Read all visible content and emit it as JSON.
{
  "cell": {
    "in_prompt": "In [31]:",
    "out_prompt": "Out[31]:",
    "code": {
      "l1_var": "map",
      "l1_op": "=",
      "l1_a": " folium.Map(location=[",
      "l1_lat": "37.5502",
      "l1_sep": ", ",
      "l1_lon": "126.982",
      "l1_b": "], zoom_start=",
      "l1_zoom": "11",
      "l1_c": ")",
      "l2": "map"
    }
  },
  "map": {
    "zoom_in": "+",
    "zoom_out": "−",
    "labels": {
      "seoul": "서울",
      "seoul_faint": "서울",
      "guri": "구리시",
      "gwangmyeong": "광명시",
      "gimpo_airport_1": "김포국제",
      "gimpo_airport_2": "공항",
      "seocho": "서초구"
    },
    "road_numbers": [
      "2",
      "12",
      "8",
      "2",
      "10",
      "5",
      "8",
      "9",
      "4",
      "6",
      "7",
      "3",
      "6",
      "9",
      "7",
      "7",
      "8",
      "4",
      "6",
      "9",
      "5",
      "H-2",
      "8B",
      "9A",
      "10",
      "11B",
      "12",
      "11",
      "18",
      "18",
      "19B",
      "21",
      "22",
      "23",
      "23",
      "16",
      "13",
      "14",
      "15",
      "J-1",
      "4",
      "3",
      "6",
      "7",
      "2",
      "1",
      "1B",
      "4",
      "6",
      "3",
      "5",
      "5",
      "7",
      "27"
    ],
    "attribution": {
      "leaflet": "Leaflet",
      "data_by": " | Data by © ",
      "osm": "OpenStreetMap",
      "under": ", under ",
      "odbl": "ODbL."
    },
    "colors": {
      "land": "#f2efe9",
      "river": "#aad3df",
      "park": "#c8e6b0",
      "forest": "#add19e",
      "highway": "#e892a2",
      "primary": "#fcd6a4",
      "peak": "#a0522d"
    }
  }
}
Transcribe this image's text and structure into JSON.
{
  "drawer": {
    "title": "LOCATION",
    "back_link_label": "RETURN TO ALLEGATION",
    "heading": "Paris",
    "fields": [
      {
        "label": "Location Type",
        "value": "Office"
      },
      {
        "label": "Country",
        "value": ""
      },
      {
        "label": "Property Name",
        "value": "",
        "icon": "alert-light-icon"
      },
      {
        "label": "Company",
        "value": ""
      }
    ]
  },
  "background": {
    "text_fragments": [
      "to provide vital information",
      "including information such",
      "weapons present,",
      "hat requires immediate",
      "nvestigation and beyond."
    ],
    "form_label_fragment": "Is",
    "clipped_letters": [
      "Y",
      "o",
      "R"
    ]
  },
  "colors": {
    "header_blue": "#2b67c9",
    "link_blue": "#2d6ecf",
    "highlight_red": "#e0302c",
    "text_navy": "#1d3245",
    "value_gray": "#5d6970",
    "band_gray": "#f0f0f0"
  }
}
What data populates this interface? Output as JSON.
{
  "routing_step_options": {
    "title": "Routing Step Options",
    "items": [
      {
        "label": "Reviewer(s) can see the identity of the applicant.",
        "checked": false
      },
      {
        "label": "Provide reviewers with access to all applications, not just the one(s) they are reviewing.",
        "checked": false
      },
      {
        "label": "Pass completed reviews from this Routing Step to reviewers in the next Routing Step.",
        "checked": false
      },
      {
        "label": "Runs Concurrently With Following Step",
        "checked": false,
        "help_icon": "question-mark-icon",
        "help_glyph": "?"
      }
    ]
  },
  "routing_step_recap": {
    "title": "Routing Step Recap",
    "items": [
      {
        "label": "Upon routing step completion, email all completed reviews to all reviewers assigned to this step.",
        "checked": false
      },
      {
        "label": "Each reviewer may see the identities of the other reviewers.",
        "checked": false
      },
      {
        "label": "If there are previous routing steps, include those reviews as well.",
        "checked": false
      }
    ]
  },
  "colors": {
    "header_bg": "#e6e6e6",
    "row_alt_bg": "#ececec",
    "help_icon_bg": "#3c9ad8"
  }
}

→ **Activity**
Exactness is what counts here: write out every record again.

→ **Answer for this exercise**
Read all visible content and emit it as JSON.
{
  "cell": {
    "in_prompt": "In [31]:",
    "out_prompt": "Out[31]:",
    "code": {
      "l1_var": "map",
      "l1_op": "=",
      "l1_a": " folium.Map(location=[",
      "l1_lat": "37.5502",
      "l1_sep": ", ",
      "l1_lon": "126.982",
      "l1_b": "], zoom_start=",
      "l1_zoom": "11",
      "l1_c": ")",
      "l2": "map"
    }
  },
  "map": {
    "zoom_in": "+",
    "zoom_out": "−",
    "labels": {
      "seoul": "서울",
      "seoul_faint": "서울",
      "guri": "구리시",
      "gwangmyeong": "광명시",
      "gimpo_airport_1": "김포국제",
      "gimpo_airport_2": "공항",
      "seocho": "서초구"
    },
    "road_numbers": [
      "2",
      "12",
      "8",
      "2",
      "10",
      "5",
      "8",
      "9",
      "4",
      "6",
      "7",
      "3",
      "6",
      "9",
      "7",
      "7",
      "8",
      "4",
      "6",
      "9",
      "5",
      "H-2",
      "8B",
      "9A",
      "10",
      "11B",
      "12",
      "11",
      "18",
      "18",
      "19B",
      "21",
      "22",
      "23",
      "23",
      "16",
      "13",
      "14",
      "15",
      "J-1",
      "4",
      "3",
      "6",
      "7",
      "2",
      "1",
      "1B",
      "4",
      "6",
      "3",
      "5",
      "5",
      "7",
      "27"
    ],
    "attribution": {
      "leaflet": "Leaflet",
      "data_by": " | Data by © ",
      "osm": "OpenStreetMap",
      "under": ", under ",
      "odbl": "ODbL."
    },
    "colors": {
      "land": "#f2efe9",
      "river": "#aad3df",
      "park": "#c8e6b0",
      "forest": "#add19e",
      "highway": "#e892a2",
      "primary": "#fcd6a4",
      "peak": "#a0522d"
    }
  }
}
Transcribe this image's text and structure into JSON.
{
  "drawer": {
    "title": "LOCATION",
    "back_link_label": "RETURN TO ALLEGATION",
    "heading": "Paris",
    "fields": [
      {
        "label": "Location Type",
        "value": "Office"
      },
      {
        "label": "Country",
        "value": ""
      },
      {
        "label": "Property Name",
        "value": "",
        "icon": "alert-light-icon"
      },
      {
        "label": "Company",
        "value": ""
      }
    ]
  },
  "background": {
    "text_fragments": [
      "to provide vital information",
      "including information such",
      "weapons present,",
      "hat requires immediate",
      "nvestigation and beyond."
    ],
    "form_label_fragment": "Is",
    "clipped_letters": [
      "Y",
      "o",
      "R"
    ]
  },
  "colors": {
    "header_blue": "#2b67c9",
    "link_blue": "#2d6ecf",
    "highlight_red": "#e0302c",
    "text_navy": "#1d3245",
    "value_gray": "#5d6970",
    "band_gray": "#f0f0f0"
  }
}
What data populates this interface? Output as JSON.
{
  "routing_step_options": {
    "title": "Routing Step Options",
    "items": [
      {
        "label": "Reviewer(s) can see the identity of the applicant.",
        "checked": false
      },
      {
        "label": "Provide reviewers with access to all applications, not just the one(s) they are reviewing.",
        "checked": false
      },
      {
        "label": "Pass completed reviews from this Routing Step to reviewers in the next Routing Step.",
        "checked": false
      },
      {
        "label": "Runs Concurrently With Following Step",
        "checked": false,
        "help_icon": "question-mark-icon",
        "help_glyph": "?"
      }
    ]
  },
  "routing_step_recap": {
    "title": "Routing Step Recap",
    "items": [
      {
        "label": "Upon routing step completion, email all completed reviews to all reviewers assigned to this step.",
        "checked": false
      },
      {
        "label": "Each reviewer may see the identities of the other reviewers.",
        "checked": false
      },
      {
        "label": "If there are previous routing steps, include those reviews as well.",
        "checked": false
      }
    ]
  },
  "colors": {
    "header_bg": "#e6e6e6",
    "row_alt_bg": "#ececec",
    "help_icon_bg": "#3c9ad8"
  }
}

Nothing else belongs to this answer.